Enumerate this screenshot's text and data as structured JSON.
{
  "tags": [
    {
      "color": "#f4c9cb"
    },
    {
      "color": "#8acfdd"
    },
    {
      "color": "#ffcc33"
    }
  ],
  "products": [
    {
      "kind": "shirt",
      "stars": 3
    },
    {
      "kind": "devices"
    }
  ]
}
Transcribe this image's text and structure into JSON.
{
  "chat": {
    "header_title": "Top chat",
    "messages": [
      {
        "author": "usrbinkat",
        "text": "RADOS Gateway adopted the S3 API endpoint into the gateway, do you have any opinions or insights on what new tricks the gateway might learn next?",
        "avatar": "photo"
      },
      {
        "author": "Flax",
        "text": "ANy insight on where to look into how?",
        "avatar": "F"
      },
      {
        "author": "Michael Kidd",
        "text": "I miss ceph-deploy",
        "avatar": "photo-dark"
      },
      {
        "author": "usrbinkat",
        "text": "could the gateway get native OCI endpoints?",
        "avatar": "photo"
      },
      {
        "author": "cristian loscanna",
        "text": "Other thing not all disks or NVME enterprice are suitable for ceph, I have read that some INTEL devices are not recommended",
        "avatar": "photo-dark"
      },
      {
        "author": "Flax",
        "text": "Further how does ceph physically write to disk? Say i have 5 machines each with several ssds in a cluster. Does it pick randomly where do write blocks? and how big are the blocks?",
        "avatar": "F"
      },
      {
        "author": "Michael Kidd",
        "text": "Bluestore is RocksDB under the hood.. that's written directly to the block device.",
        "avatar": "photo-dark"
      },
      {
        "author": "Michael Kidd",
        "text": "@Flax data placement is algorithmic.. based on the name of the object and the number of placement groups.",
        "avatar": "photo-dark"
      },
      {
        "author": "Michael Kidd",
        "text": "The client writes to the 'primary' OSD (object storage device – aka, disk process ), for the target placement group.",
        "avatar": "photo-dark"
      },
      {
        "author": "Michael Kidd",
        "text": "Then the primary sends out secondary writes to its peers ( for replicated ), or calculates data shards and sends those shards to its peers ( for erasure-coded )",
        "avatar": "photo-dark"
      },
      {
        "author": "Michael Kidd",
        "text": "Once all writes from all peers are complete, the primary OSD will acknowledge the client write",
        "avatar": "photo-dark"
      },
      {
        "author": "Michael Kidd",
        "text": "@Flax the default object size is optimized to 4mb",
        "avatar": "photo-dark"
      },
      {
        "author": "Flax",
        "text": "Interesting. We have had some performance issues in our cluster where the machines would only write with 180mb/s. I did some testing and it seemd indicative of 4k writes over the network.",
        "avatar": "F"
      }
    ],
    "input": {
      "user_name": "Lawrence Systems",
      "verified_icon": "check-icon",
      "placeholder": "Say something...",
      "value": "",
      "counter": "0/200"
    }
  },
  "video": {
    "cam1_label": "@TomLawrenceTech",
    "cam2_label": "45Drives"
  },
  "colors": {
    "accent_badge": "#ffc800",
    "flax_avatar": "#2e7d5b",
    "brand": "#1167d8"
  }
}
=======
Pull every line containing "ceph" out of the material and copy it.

        "text": "I miss ceph-deploy",
        "text": "Other thing not all disks or NVME enterprice are suitable for ceph, I have read that some INTEL devices are not recommended",
        "text": "Further how does ceph physically write to disk? Say i have 5 machines each with several ssds in a cluster. Does it pick randomly where do write blocks? and how big are the blocks?",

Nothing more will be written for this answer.